A slight problem with the film is that it can get a bit confusing at first. The first film followed four characters with four video game avatars in a pretty straightforward comedic adventure story. But this one starts off with five and expands to seven.

What’s more, the film mixes up who is in which avatar, and shakes it up even further as the film continues. I had to pause and keep track of who is who and check how many lives each avatar had along the way, and I’m quite sure the film got the number of lives for one of the characters wrong.

It is not like the movie requires one to put on a thinking cap or anything, but it is not hard to imagine little children getting confused. This is “Jumanji,” a series about a magic game that sucks people in and spits out disasters aimed at entertaining children for the most part. There should be no confusion at all.

But this is a very minor issue. Old-man jokes of Johnson and Hart were stupid but funny, and seeing Jack Black with the soul of a black man was the first time during the film that I burst out in laughter. It wasn’t quite as hilarious as in the previous film when he played a teenage girl, but enjoyable nonetheless.

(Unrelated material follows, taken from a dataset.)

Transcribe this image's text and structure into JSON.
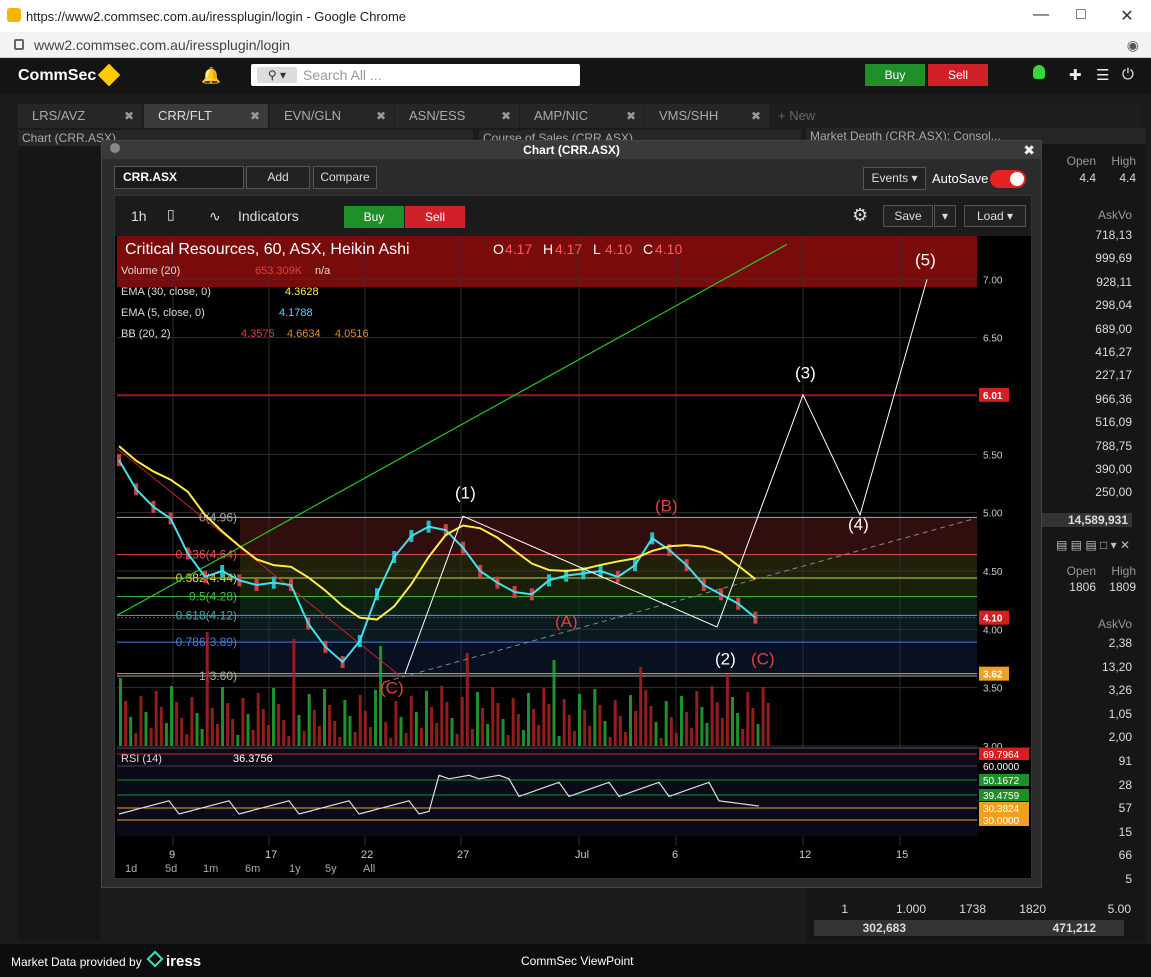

The interaction between the characters, the hilarity of the body-switching element, which was meant to be the selling-point of the first, were still there and fairly good -- just not as fresh as it had been when “Welcome to the Jungle” first came out.

The visual effects were back, and though there didn’t seem to be much of an upgrade, the producers attempted to create a new feel for the world inside the game by adding new environs like a desert and frozen mountains.

One thing that I thought it did better was that it felt more like playing a video game compared to the first, with various stages, challenges, interactions with nonplayable characters, and so on. This was refreshing, although not much else was.

Overall, it is a standard sequel with a somewhat charming world and not-bad-at-all acting. Over the years, filmgoers have been spoiled with seeing sequels blossoming beyond expectation, but sometimes you get just what you expected: nothing special, just OK.

“Jumanji: The Next Level” opens in local theaters Wednesday.

By Yoon Min-sik (